The new series Stellenbosch Handbooks in African Constitutional Law will engage with contemporary issues of constitutionalism in Africa, filling a notable gap in African comparative constitutional law. Separation of Powers in African Constitutionalism is the first in the series, examining one of the critical measures introduced by African constitutional designers in their attempts to entrench an ethos of constitutionalism on the continent.
Taking a critical look at the different ways in which attempts have been made to separate the different branches of government, the Handbook examines the impact this is having on transparent and accountable governance. Beginning with an overview of constitutionalism in Africa and the different influences on modern African constitutional developments, it looks at the relationship between the legislature and the executive as well as the relationship between the judiciary and the political
branches. Despite differences in approaches between the different constitutional cultures that have influenced developments in Africa, there remain common problems. One of these problems is the constant friction in the relationship between the three branches and the resurgent threats of authoritarianism
which clearly suggest that there remain serious problems in both constitutional design and implementation. The book also studies the increasing role being played by independent constitutional institutions and how they complement the checks and balances associated with the traditional three branches of government.
Professor Charles Manga Fombad is presently a Professor of law and the head of the African Comparative Constitutional Law Unit of the Institute for International and Comparative Law in Africa (ICLA), based at the Faculty of Law of the University of Pretoria. He has taught in the University of Botswana, the University of Yaounde at Soa, and was visiting Professor in the Universities of Dschang and Buea in Cameroon. He was also a Professor Extraordinarius of the Department of Jurisprudence, School of Law, University of South Africa from 2003-2007. Professor Fombad is the author/editor of numerous books and articles, and has been awarded the Bobbert Association Prize and the Wedderburn Prize for his work. His research interests are in comparative constitutional law, delict (tort law), media law, international law, and legal history, especially issues of legal harmonization.

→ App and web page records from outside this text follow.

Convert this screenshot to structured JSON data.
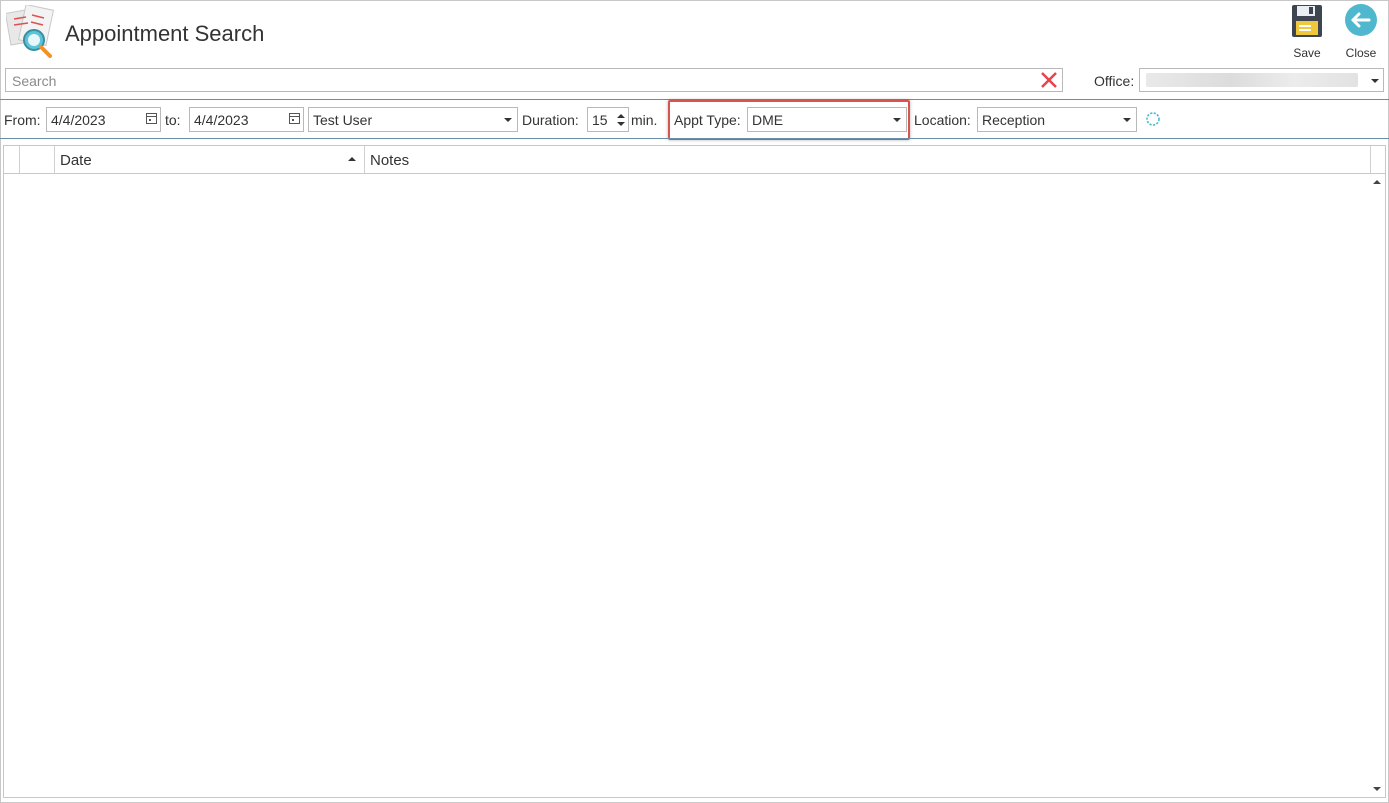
{
  "window": {
    "title": "Appointment Search"
  },
  "toolbar": {
    "save_label": "Save",
    "close_label": "Close"
  },
  "search": {
    "placeholder": "Search",
    "value": ""
  },
  "office": {
    "label": "Office:",
    "value": ""
  },
  "filters": {
    "from_label": "From:",
    "from_value": "4/4/2023",
    "to_label": "to:",
    "to_value": "4/4/2023",
    "user_value": "Test User",
    "duration_label": "Duration:",
    "duration_value": "15",
    "duration_unit": "min.",
    "appt_type_label": "Appt Type:",
    "appt_type_value": "DME",
    "location_label": "Location:",
    "location_value": "Reception"
  },
  "grid": {
    "columns": [
      "Date",
      "Notes"
    ],
    "sort_column": "Date",
    "sort_direction": "ascending",
    "rows": []
  },
  "colors": {
    "accent": "#4fb8cf",
    "highlight_border": "#d9534f",
    "clear_icon": "#e8434b",
    "divider": "#6a8ea8"
  }
}
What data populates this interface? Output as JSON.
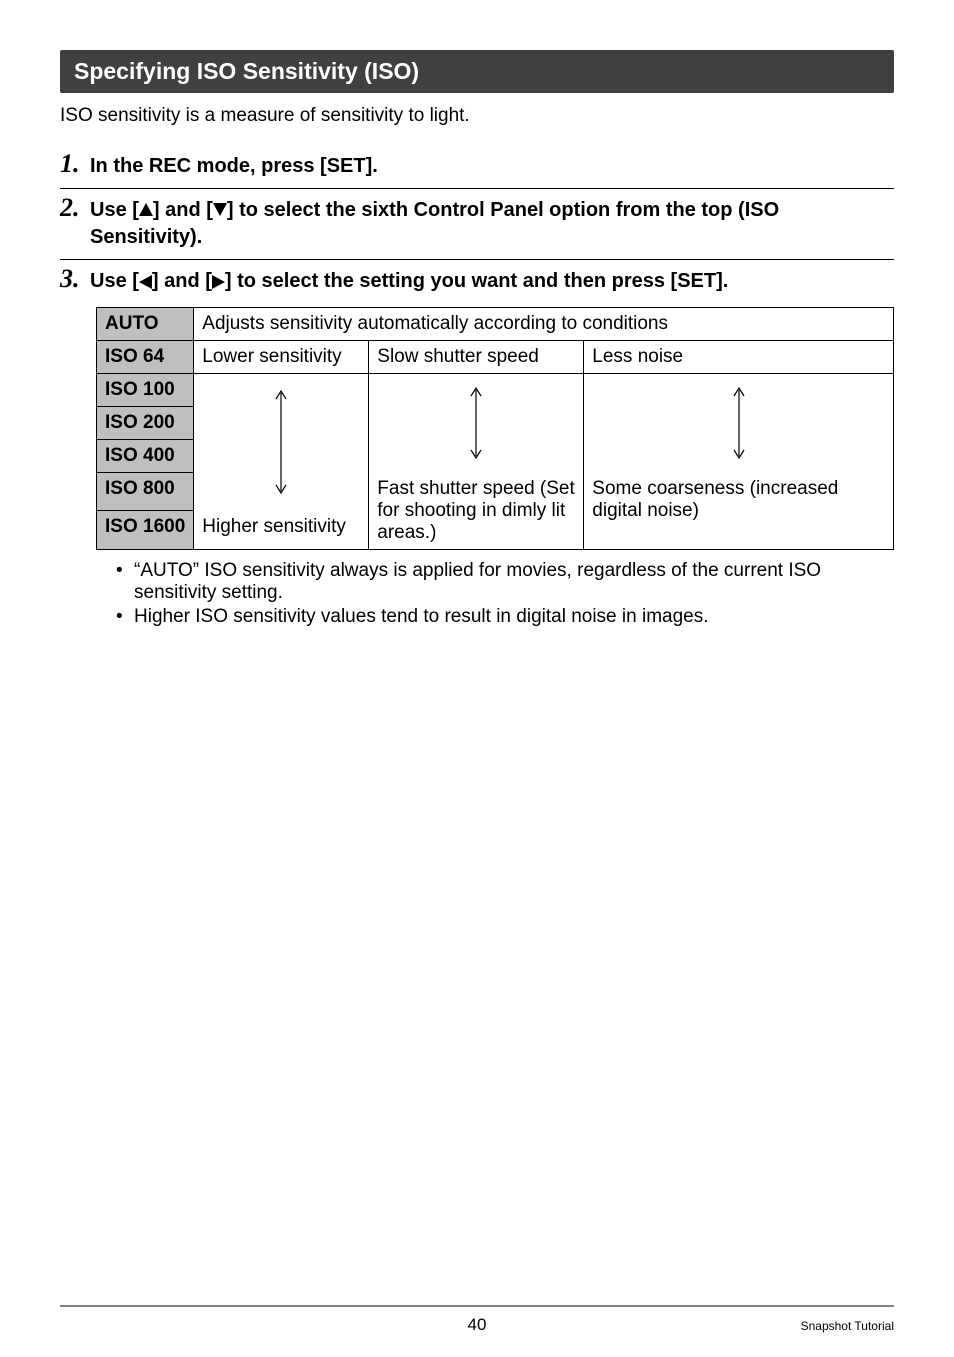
{
  "section_title": "Specifying ISO Sensitivity (ISO)",
  "intro": "ISO sensitivity is a measure of sensitivity to light.",
  "steps": [
    {
      "num": "1.",
      "before": "In the REC mode, press [SET]."
    },
    {
      "num": "2.",
      "before": "Use [",
      "mid": "] and [",
      "after": "] to select the sixth Control Panel option from the top (ISO Sensitivity)."
    },
    {
      "num": "3.",
      "before": "Use [",
      "mid": "] and [",
      "after": "] to select the setting you want and then press [SET]."
    }
  ],
  "table": {
    "rows": [
      "AUTO",
      "ISO 64",
      "ISO 100",
      "ISO 200",
      "ISO 400",
      "ISO 800",
      "ISO 1600"
    ],
    "auto_desc": "Adjusts sensitivity automatically according to conditions",
    "col1_top": "Lower sensitivity",
    "col1_bottom": "Higher sensitivity",
    "col2_top": "Slow shutter speed",
    "col2_bottom": "Fast shutter speed (Set for shooting in dimly lit areas.)",
    "col3_top": "Less noise",
    "col3_bottom": "Some coarseness (increased digital noise)"
  },
  "notes": [
    "“AUTO” ISO sensitivity always is applied for movies, regardless of the current ISO sensitivity setting.",
    "Higher ISO sensitivity values tend to result in digital noise in images."
  ],
  "footer": {
    "page": "40",
    "chapter": "Snapshot Tutorial"
  }
}
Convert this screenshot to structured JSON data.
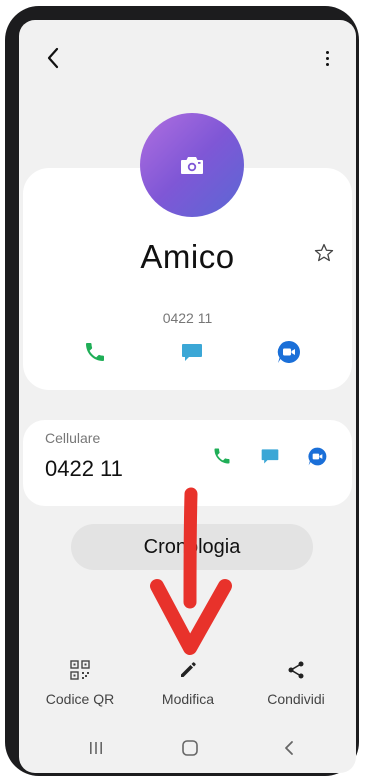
{
  "contact": {
    "name": "Amico",
    "number_header": "0422 11"
  },
  "phone_entry": {
    "label": "Cellulare",
    "number": "0422 11"
  },
  "history_button": "Cronologia",
  "bottom_actions": [
    {
      "label": "Codice QR",
      "icon": "qr-code-icon"
    },
    {
      "label": "Modifica",
      "icon": "pencil-icon"
    },
    {
      "label": "Condividi",
      "icon": "share-icon"
    }
  ],
  "colors": {
    "call": "#1fae57",
    "message": "#3ba7d6",
    "video": "#1a6fd8",
    "annotation_arrow": "#e8322b"
  }
}
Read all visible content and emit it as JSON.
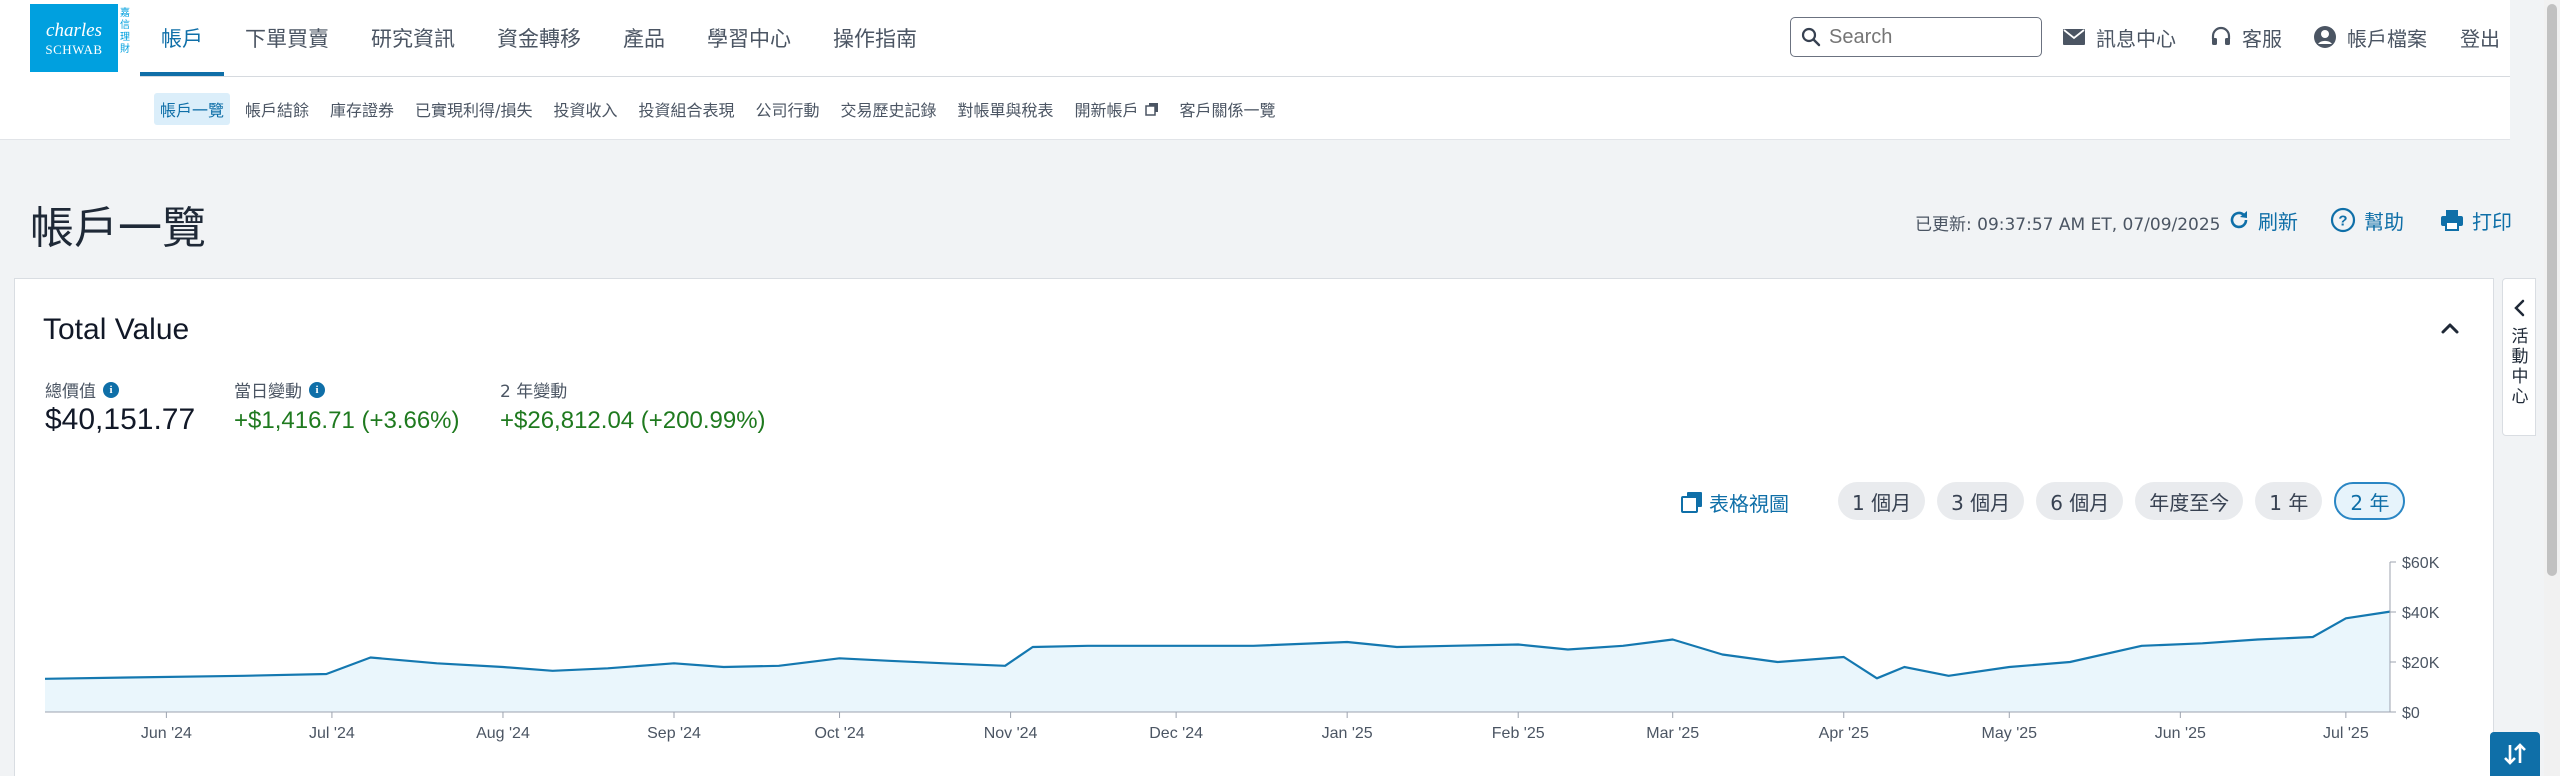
{
  "logo": {
    "line1": "charles",
    "line2": "SCHWAB",
    "side": "嘉信理財"
  },
  "nav": [
    "帳戶",
    "下單買賣",
    "研究資訊",
    "資金轉移",
    "產品",
    "學習中心",
    "操作指南"
  ],
  "search": {
    "placeholder": "Search"
  },
  "utility": {
    "messages": "訊息中心",
    "support": "客服",
    "profile": "帳戶檔案",
    "logout": "登出"
  },
  "subnav": [
    "帳戶一覽",
    "帳戶結餘",
    "庫存證券",
    "已實現利得/損失",
    "投資收入",
    "投資組合表現",
    "公司行動",
    "交易歷史記錄",
    "對帳單與稅表",
    "開新帳戶",
    "客戶關係一覽"
  ],
  "page": {
    "title": "帳戶一覽",
    "updated": "已更新: 09:37:57 AM ET, 07/09/2025",
    "refresh": "刷新",
    "help": "幫助",
    "print": "打印"
  },
  "card": {
    "title": "Total Value",
    "total_label": "總價值",
    "total_value": "$40,151.77",
    "day_label": "當日變動",
    "day_value": "+$1,416.71 (+3.66%)",
    "period_label": "2 年變動",
    "period_value": "+$26,812.04 (+200.99%)",
    "table_view": "表格視圖",
    "ranges": [
      "1 個月",
      "3 個月",
      "6 個月",
      "年度至今",
      "1 年",
      "2 年"
    ],
    "active_range": 5
  },
  "activity_center": "活動中心",
  "colors": {
    "accent": "#0f6fa8",
    "positive": "#1f7a1f",
    "chart_line": "#1478b0",
    "chart_fill": "#eaf6fc"
  },
  "chart_data": {
    "type": "area",
    "x": [
      "2024-05-10",
      "2024-05-25",
      "2024-06-15",
      "2024-06-30",
      "2024-07-08",
      "2024-07-20",
      "2024-08-01",
      "2024-08-10",
      "2024-08-20",
      "2024-09-01",
      "2024-09-10",
      "2024-09-20",
      "2024-10-01",
      "2024-10-10",
      "2024-10-20",
      "2024-10-31",
      "2024-11-05",
      "2024-11-15",
      "2024-12-01",
      "2024-12-15",
      "2025-01-01",
      "2025-01-10",
      "2025-01-20",
      "2025-02-01",
      "2025-02-10",
      "2025-02-20",
      "2025-03-01",
      "2025-03-10",
      "2025-03-20",
      "2025-04-01",
      "2025-04-07",
      "2025-04-12",
      "2025-04-20",
      "2025-05-01",
      "2025-05-12",
      "2025-05-25",
      "2025-06-05",
      "2025-06-15",
      "2025-06-25",
      "2025-07-01",
      "2025-07-09"
    ],
    "values": [
      13300,
      13800,
      14500,
      15200,
      21800,
      19500,
      18000,
      16500,
      17500,
      19500,
      18000,
      18500,
      21500,
      20500,
      19500,
      18500,
      26000,
      26500,
      26500,
      26500,
      28000,
      26000,
      26500,
      27000,
      25000,
      26500,
      29000,
      23000,
      20000,
      22000,
      13500,
      18000,
      14500,
      18000,
      20000,
      26500,
      27500,
      29000,
      30000,
      37500,
      40151.77
    ],
    "xlabel": "",
    "ylabel": "",
    "x_tick_labels": [
      "Jun '24",
      "Jul '24",
      "Aug '24",
      "Sep '24",
      "Oct '24",
      "Nov '24",
      "Dec '24",
      "Jan '25",
      "Feb '25",
      "Mar '25",
      "Apr '25",
      "May '25",
      "Jun '25",
      "Jul '25"
    ],
    "x_ticks": [
      "2024-06-01",
      "2024-07-01",
      "2024-08-01",
      "2024-09-01",
      "2024-10-01",
      "2024-11-01",
      "2024-12-01",
      "2025-01-01",
      "2025-02-01",
      "2025-03-01",
      "2025-04-01",
      "2025-05-01",
      "2025-06-01",
      "2025-07-01"
    ],
    "x_range": [
      "2024-05-10",
      "2025-07-09"
    ],
    "y_ticks": [
      0,
      20000,
      40000,
      60000
    ],
    "y_tick_labels": [
      "$0",
      "$20K",
      "$40K",
      "$60K"
    ],
    "ylim": [
      0,
      60000
    ],
    "grid": false,
    "y_axis_side": "right"
  }
}
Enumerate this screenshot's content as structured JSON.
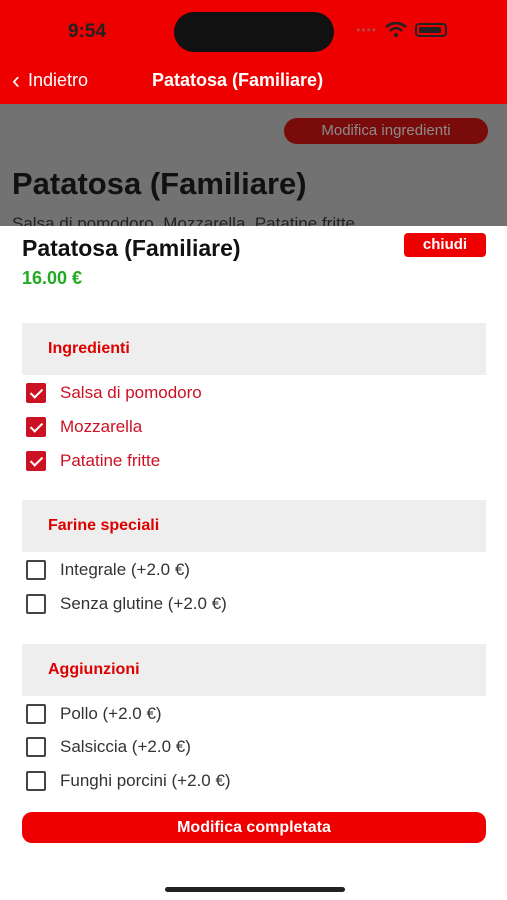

PART I: OVERVIEW; PART II: THE RELATIONSHIP BETWEEN THE LEGISLATURE AND THE EXECUTIVE; PART III: THE RELATIONSHIP BETWEEN THE JUDICIARY AND THE POLITICAL BRANCHES; PART IV: INDEPENDENT CONSTITUTIONAL INSTITUTIONS